Have you noticed at any point that your plumbing smells rotten? Sometimes the stench is so strong that it can make you queasy while you perform simple tasks such as cooking and cleaning. What you’re probably smelling is hydrogen sulfide gas, which is produced by bacteria from contaminated water and even sewage.
Despite how much it reeks, you might be surprised to know the stench is easy to eliminate. The solution in many scenarios can be as simple as disinfecting the area that has been compromised or conducting a thorough drain cleaning. Here’s what every homeowner needs to learn about finding the smell and getting rid of it.
There Might Be Bacteria in the Drain
At the outset, you’ll need to determine whether the problem has to do with a contaminated water supply or if it’s limited to one drain. There’s an easy way to test for which it is. Start by filling a cup with cold water from the stinky sink, bringing it outside and taking a whiff.
Next, fill another glass with hot water from the same sink, and smell it once again. Finally, conduct the same trial and error with water from a different tap in your home. If the water in each glass had a foul stench, it’s the water supply that is contaminated.
If only the hot water samples were smelly, then you’ll need to take a closer look at your water heater. If you didn’t smell anything bad, it’s possible the problem is with one drain. If after testing you have determined the source is limited to a single drain in your home, a simple drain cleaning can eliminate the odor.
Pouring a half cup of bleach down the drain should do the trick. If you don’t have bleach, you can instead drop half a cup of baking soda into the drain and follow it up with a cup of vinegar. Let the mixture fizz for a few moments and rinse it out.
If the Water Has Sulfur
Now, if you think your water supply is contaminated, there are several solutions to the problem. If your water heater is the source of the contamination, it’s likely caused by magnesium in the anode rod reacting to bacteria.
You can remedy this by replacing the rod with an aluminum one and disinfecting the water with hydrogen peroxide.
If the water throughout in your home is affected, and you get your water from a well, it’s possible the pressure tank has been infected. You can disinfect the water by pouring bleach.
Be sure to use one gallon of bleach for every 1,000 gallons of water. We also suggest cleaning and disinfecting the well itself. It may also be good to know water softeners are common help for contamination, so you should regularly change the filters to avoid smells in the future.

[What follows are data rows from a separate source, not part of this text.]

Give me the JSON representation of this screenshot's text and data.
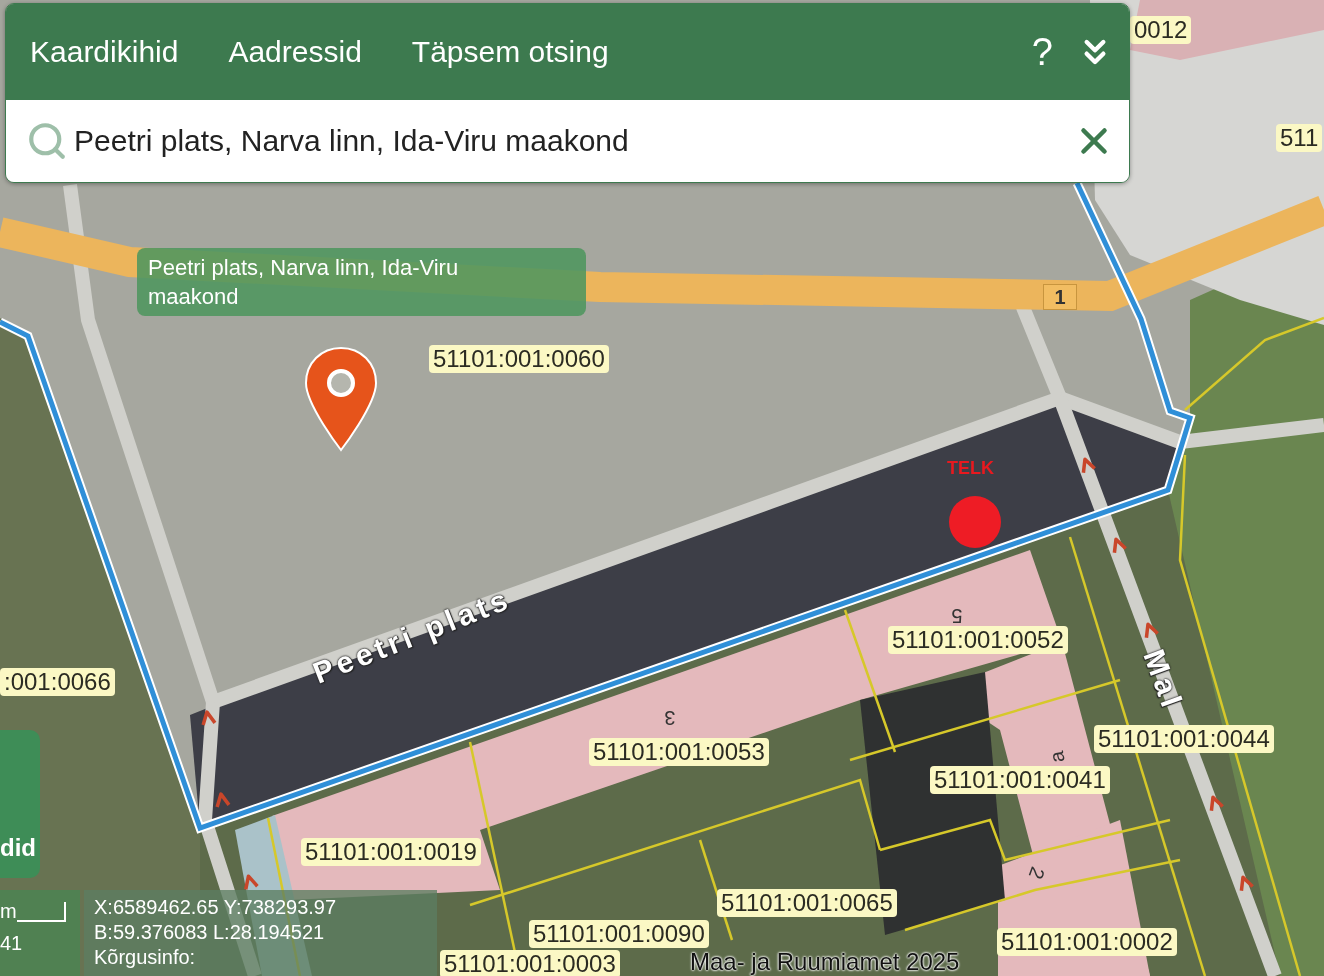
{
  "header": {
    "tabs": [
      {
        "label": "Kaardikihid"
      },
      {
        "label": "Aadressid"
      },
      {
        "label": "Täpsem otsing"
      }
    ],
    "help_label": "?"
  },
  "search": {
    "value": "Peetri plats, Narva linn, Ida-Viru maakond"
  },
  "map": {
    "tooltip": "Peetri plats, Narva linn, Ida-Viru maakond",
    "parcel_labels": [
      "0012",
      "511",
      "51101:001:0060",
      ":001:0066",
      "51101:001:0052",
      "51101:001:0053",
      "51101:001:0044",
      "51101:001:0041",
      "51101:001:0019",
      "51101:001:0065",
      "51101:001:0090",
      "51101:001:0002",
      "51101:001:0003"
    ],
    "street_labels": [
      "Peetri plats",
      "Mal"
    ],
    "house_numbers": [
      "5",
      "3",
      "a",
      "2"
    ],
    "road_number": "1",
    "point_label": "TELK",
    "attribution": "Maa- ja Ruumiamet 2025"
  },
  "layers_panel": {
    "label": "did"
  },
  "scale": {
    "unit": "m",
    "value": "41"
  },
  "coordinates": {
    "lines": [
      "X:6589462.65 Y:738293.97",
      "B:59.376083 L:28.194521",
      "Kõrgusinfo:"
    ]
  }
}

What to Do If It Still Smells?
If none of these fixes work and the problem persists, you should contact a trusted Louisville, KY plumber.
You can rest assured they have the tools to diagnose the cause of the smell and the expertise to do any work or repairs that are needed.
You can call them for a thorough and routine drain cleaning as well.